I walked out into the weeds and sure enough, there it was. A big rattler, crawling deliberately away from the group and toward a clump of Mesquite brush. I found a long stick lying on the ground nearby and prodded the Diamondback to see what sort of response I would get. I was curious about the whole affair and wanted to see what would happen. It would not strike and seemed interested mostly in getting to the safety of the Mesquite. It must’ve just come out of hibernation, I thought to myself.
I pondered the situation for a few moments. Lou was shaken but seemed to be physically okay. It made sense for me to take over the lead, so I went back to get my bike and walked it to the front. Lou stood his bike up to the side of the trail and said he would let everyone pass and would take the sweep position. Before proceeding, I looked around and noted a lot of wandering eyes among the group and sensed a good bit of apprehension about the third position. In light of what had just occurred, I couldn’t very well tell everyone not to be concerned about rattlesnakes. And I wanted to allay their fears of flying snakes but was worried they might think I was refuting what I’d previously told them only to get someone to ride third.
And so, I just rode. I was exceedingly cautious and approached each blind curve with extreme vigilance. I could almost feel the multitude of eyes staring at my back and was aware of the conundrum I’d created where no one wanted to get too far behind, but at the same time, didn’t want to get too close. I realized no one any longer saw the canyon for the spectacularly beautiful place it had been only a few minutes before. It was now a scary place full of poisonous things crawling everywhere.
We got back to the campsite as anticipated, in the middle of the afternoon. Interestingly, no one wanted to go to sleep, and after supper, there were no takers for the sunset ride. Up to that point, the technique of visualization had proven itself useful to me time and again. When used correctly, I’d always considered it a fantastic tool for developing skills and getting the most out of each experience.
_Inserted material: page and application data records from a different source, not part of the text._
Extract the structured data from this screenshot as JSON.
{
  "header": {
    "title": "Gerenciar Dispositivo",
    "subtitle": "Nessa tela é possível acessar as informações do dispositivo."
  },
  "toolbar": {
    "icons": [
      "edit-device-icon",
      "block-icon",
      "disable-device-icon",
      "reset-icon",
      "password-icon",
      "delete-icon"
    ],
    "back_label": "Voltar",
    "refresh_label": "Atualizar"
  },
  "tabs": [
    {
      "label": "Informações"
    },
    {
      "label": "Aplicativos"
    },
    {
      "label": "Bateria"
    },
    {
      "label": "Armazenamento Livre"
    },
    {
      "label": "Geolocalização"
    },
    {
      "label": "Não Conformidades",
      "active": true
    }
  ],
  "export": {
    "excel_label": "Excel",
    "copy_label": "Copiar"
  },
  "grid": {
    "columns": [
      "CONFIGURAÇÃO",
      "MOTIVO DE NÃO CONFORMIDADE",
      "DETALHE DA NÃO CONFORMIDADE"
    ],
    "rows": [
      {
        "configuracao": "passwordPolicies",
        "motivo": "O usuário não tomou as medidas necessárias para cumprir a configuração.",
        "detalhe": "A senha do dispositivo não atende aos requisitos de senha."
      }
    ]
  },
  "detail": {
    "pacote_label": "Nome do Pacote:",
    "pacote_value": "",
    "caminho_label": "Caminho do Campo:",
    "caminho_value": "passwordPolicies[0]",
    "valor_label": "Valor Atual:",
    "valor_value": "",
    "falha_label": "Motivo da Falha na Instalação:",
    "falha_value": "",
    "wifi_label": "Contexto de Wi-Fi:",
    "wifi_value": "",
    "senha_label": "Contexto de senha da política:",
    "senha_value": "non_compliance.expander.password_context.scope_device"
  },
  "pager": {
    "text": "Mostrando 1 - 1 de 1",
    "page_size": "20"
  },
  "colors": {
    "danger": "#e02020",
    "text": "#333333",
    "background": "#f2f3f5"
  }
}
And once again, it had proven effective, but I realized that in this instance, I hadn’t used it “properly.” Instead of living their desert dreams and experiencing all of the good parts of where they were at the moment, the eight riders from the British Isles and the one guy from Connecticut had learned, first-hand, where not to go.